The U.S. Navy received its newest combat aircraft, the F/A-18E "Super" Hornet
strike fighter, in a ceremony today in St. Louis, Missouri.
The Secretary of the Navy, John H. Dalton said, "the development process for
the F/A-18E/F is one of the first, and by far the foremost example of our
success in Acquisition Reform in the Navy." Dalton called the aircraft a
"remarkable achievement," adding that "in all respects this aircraft has been
on target: it is on schedule, on budget and underweight."
"The E/F development process is exactly how we need to do business," Dalton
said. "And I'm extremely proud of the effort of the acquisition team -
dedicated men and women who have brought us the Navy's newest tactical
Admiral Mike Boorda, Chief of Naval Operations said, "the E/F Hornet will be
the backbone of our future 'Air Arm.' It will be our mainstay strike fighter
tomorrow, and well into the future."
Navy F/A-18C Hornet strike fighters and USMC F/AD dual role fighters are
currently flying off the aircraft carrier USS America and Aviano Air Base,
Italy, respectively, supporting ongoing NATO operations over
Bosnia-Herzegovina. Hornets are also flying off the aircraft carrier USS
Independence supporting the United Nations no-fly zone over southern Iraq, as
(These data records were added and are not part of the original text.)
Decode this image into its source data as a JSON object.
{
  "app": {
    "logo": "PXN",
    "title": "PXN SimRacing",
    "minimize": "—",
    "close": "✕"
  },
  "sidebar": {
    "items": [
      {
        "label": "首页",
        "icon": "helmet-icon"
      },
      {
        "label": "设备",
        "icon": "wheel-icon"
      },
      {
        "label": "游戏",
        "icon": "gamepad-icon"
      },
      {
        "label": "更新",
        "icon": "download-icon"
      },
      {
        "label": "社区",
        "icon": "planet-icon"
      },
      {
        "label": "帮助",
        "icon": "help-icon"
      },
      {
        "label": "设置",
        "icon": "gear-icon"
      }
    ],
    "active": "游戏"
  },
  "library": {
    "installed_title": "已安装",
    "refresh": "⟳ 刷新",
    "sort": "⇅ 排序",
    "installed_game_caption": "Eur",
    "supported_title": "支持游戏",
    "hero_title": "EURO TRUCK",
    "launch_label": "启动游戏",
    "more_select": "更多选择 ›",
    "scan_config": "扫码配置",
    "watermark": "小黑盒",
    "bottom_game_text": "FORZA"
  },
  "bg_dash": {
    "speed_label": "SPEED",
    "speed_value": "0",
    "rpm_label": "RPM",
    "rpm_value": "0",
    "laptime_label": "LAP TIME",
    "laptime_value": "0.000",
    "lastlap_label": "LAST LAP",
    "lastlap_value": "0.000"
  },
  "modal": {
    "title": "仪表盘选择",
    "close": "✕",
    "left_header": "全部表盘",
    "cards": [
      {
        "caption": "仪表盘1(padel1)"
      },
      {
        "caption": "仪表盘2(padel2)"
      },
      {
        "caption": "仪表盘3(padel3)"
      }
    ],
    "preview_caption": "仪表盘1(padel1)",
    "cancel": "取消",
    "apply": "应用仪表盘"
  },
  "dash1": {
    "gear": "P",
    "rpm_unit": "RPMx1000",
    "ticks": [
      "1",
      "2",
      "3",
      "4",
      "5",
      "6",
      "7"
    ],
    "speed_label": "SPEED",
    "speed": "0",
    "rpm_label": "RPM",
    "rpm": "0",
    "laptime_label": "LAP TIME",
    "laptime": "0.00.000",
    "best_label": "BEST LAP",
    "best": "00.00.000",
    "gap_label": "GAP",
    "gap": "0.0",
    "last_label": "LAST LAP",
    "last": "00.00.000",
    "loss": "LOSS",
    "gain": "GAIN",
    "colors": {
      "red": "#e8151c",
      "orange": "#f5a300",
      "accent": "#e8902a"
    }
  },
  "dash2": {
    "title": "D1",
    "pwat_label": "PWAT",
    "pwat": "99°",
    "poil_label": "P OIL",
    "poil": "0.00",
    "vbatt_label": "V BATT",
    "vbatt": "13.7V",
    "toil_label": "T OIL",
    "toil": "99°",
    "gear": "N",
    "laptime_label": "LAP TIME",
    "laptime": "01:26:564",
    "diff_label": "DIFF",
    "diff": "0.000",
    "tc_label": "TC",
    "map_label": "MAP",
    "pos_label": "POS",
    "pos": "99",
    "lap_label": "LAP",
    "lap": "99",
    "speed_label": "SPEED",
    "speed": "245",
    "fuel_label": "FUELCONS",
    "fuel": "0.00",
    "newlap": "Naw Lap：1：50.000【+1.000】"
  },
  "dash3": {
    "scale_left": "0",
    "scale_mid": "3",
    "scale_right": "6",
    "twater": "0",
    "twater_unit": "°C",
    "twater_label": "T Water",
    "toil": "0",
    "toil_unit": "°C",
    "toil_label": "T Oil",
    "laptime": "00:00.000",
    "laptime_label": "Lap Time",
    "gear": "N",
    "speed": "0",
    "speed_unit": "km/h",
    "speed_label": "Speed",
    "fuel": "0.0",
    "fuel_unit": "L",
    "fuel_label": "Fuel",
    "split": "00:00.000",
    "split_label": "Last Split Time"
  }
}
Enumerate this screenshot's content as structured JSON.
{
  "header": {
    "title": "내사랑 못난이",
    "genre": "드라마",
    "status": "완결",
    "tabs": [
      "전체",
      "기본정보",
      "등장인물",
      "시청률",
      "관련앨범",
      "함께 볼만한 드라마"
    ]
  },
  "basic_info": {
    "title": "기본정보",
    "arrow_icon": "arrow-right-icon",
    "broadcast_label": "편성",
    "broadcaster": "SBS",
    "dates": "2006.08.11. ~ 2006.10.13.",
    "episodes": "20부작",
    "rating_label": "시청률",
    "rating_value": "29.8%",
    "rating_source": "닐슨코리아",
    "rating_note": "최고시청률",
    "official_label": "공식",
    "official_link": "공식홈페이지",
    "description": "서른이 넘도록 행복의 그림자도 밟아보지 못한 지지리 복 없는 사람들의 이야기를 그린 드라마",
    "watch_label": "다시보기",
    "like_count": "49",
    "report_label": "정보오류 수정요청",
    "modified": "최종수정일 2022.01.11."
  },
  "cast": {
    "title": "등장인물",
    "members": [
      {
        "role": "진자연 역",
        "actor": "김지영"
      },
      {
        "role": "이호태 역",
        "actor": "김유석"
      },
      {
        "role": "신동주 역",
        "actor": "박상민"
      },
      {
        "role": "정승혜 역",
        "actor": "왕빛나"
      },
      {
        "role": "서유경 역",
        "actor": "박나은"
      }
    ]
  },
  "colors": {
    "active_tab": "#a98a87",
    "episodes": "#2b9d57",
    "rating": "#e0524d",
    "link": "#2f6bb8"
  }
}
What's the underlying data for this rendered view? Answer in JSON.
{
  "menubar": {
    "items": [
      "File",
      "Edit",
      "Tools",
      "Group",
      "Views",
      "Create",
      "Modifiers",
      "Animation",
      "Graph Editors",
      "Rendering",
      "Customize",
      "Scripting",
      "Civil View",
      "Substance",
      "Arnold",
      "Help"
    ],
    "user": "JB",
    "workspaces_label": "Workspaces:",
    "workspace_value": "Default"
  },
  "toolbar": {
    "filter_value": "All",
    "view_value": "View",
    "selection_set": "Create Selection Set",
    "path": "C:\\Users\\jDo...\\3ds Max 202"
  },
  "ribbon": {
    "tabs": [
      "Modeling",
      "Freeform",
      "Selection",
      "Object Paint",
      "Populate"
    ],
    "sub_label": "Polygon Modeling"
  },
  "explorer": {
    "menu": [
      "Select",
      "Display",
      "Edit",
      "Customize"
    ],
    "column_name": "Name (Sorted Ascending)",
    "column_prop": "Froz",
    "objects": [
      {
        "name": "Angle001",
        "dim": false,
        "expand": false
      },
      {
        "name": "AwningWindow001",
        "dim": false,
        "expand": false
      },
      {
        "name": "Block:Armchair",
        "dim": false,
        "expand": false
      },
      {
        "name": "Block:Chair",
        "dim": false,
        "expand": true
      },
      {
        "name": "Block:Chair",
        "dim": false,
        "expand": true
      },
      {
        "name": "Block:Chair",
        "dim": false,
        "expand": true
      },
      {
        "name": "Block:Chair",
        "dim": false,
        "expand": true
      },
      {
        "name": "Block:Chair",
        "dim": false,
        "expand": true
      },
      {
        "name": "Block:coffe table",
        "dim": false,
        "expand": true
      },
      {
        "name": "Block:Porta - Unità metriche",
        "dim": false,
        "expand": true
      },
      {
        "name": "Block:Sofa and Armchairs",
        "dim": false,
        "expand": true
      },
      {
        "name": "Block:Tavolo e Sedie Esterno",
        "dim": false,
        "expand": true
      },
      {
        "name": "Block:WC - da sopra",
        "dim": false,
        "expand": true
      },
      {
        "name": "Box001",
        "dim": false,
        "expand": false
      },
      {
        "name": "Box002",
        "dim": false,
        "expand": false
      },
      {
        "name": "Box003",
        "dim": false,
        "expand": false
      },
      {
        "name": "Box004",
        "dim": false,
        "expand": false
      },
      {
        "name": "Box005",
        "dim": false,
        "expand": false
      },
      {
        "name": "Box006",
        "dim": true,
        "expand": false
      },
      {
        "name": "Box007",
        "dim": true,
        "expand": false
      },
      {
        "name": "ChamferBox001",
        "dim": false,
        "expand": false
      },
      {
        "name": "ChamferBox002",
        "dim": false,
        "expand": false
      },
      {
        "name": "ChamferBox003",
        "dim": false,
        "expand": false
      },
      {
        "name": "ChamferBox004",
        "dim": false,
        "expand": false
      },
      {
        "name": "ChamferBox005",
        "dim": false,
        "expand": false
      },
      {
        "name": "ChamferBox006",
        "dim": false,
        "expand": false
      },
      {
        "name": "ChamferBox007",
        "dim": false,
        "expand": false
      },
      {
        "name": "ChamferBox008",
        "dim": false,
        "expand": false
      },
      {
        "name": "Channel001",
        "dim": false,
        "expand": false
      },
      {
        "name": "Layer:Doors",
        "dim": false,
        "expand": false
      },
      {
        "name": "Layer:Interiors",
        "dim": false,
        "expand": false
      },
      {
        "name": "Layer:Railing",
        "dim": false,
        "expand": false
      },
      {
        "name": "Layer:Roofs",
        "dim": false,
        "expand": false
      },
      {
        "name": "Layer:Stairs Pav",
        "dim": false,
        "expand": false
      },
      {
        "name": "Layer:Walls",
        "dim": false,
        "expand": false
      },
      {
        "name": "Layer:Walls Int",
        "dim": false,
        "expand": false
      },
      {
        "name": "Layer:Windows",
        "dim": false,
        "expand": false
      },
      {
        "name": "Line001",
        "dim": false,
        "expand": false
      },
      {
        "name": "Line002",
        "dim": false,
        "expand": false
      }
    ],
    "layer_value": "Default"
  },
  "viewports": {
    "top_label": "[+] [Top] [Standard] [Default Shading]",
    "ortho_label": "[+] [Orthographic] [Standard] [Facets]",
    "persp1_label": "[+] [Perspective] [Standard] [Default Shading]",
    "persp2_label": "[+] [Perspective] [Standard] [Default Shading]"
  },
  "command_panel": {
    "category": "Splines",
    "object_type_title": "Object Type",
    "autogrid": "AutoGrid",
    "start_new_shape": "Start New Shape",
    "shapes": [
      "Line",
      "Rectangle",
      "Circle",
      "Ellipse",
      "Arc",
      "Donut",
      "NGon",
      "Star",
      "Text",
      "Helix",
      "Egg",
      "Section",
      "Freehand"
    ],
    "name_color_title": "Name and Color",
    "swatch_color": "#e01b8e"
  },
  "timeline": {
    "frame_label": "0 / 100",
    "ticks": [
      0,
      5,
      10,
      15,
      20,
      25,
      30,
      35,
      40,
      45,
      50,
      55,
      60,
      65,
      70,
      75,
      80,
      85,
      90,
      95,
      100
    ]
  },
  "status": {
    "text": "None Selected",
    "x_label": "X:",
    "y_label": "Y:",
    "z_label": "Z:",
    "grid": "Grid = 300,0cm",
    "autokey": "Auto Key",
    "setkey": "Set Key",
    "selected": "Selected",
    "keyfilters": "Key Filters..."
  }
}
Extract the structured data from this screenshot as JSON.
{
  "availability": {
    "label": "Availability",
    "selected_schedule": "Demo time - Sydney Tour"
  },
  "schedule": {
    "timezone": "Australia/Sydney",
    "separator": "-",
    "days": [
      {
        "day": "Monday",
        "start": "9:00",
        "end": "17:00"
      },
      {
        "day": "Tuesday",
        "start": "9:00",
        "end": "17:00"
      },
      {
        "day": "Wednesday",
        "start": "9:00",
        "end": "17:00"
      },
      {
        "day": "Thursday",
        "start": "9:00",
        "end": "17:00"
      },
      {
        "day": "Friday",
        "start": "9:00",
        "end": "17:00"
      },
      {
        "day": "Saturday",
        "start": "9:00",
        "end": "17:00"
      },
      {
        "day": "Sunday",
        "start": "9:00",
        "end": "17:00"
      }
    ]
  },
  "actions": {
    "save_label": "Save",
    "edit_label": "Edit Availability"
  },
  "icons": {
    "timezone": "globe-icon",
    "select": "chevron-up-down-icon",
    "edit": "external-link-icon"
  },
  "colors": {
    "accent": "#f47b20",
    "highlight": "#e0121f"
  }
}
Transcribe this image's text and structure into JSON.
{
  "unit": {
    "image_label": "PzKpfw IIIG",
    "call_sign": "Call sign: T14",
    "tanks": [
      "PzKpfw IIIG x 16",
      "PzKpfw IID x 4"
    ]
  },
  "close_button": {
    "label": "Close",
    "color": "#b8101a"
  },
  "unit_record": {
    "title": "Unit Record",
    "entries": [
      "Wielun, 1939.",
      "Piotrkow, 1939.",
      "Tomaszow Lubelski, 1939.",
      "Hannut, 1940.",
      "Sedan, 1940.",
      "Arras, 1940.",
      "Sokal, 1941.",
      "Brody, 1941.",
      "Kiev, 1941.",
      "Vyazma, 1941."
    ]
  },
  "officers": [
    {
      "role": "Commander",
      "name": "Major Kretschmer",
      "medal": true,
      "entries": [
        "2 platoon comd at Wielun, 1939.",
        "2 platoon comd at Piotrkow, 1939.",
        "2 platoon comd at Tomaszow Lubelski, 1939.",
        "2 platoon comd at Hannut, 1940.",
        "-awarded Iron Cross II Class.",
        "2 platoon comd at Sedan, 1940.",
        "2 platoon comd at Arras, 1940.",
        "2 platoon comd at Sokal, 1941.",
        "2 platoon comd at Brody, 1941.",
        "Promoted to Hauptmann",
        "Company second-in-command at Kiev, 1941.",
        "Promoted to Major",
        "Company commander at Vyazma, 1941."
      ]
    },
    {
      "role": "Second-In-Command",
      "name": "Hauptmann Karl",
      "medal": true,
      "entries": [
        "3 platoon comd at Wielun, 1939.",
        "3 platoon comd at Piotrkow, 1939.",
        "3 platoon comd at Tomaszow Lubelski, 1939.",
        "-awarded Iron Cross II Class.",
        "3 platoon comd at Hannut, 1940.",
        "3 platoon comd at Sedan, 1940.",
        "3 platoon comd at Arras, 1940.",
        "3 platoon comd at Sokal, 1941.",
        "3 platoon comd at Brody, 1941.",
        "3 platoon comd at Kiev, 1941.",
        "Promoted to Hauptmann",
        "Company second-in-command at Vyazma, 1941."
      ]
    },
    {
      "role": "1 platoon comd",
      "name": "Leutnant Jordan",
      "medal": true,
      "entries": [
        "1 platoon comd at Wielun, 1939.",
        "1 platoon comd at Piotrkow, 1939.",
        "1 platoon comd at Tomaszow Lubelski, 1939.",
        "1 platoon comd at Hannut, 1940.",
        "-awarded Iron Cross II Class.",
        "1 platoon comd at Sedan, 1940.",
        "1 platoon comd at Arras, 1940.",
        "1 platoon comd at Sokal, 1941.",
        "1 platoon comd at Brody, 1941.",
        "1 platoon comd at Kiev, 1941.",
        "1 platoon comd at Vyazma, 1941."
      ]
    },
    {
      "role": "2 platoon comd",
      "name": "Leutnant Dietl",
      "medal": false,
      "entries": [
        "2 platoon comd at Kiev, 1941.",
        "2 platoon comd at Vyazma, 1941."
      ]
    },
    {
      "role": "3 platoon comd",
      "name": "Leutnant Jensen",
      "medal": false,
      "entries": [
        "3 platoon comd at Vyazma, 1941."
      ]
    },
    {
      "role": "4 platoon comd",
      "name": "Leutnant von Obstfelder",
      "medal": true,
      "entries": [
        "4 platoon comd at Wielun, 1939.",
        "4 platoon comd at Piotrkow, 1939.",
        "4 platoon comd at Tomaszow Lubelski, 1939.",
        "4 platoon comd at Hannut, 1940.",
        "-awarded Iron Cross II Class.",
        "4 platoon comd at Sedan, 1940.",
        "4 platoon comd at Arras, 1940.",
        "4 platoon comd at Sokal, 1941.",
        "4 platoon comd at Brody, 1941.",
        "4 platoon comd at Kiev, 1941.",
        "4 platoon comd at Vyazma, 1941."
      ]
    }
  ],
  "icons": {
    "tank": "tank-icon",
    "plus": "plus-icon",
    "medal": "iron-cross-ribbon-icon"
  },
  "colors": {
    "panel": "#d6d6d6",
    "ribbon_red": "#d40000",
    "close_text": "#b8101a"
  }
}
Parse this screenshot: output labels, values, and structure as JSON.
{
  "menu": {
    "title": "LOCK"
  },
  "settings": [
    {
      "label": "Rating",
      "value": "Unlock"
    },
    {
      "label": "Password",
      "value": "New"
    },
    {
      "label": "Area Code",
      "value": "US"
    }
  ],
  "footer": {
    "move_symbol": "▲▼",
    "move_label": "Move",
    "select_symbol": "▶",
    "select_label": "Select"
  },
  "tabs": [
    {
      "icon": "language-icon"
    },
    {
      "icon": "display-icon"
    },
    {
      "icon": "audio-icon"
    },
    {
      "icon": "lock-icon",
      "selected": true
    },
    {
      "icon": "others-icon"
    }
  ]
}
well as aboard the USS Theodore Roosevelt and USS Abraham Lincoln, two aircraft
carriers now returning from operations in the Adriatic Sea and Persian Gulf.
Today's unveiling of the Super Hornet took place almost 12 years since the
first F/A-18 entered operational service in the Navy. The combat-proven Hornet
has built a reputation for being the safest, most versatile, reliable and
maintainable aircraft in the history of U.S. Naval Aviation. The Super Hornet
was designed specifically to extend the Hornet's long-term viability for U.S.
aircraft carrier operations. The aircraft is 25 percent larger and offers
longer range, greater endurance, increased weapons and fuel-carrying ability,
improved survivability, and substantial capacity for future growth.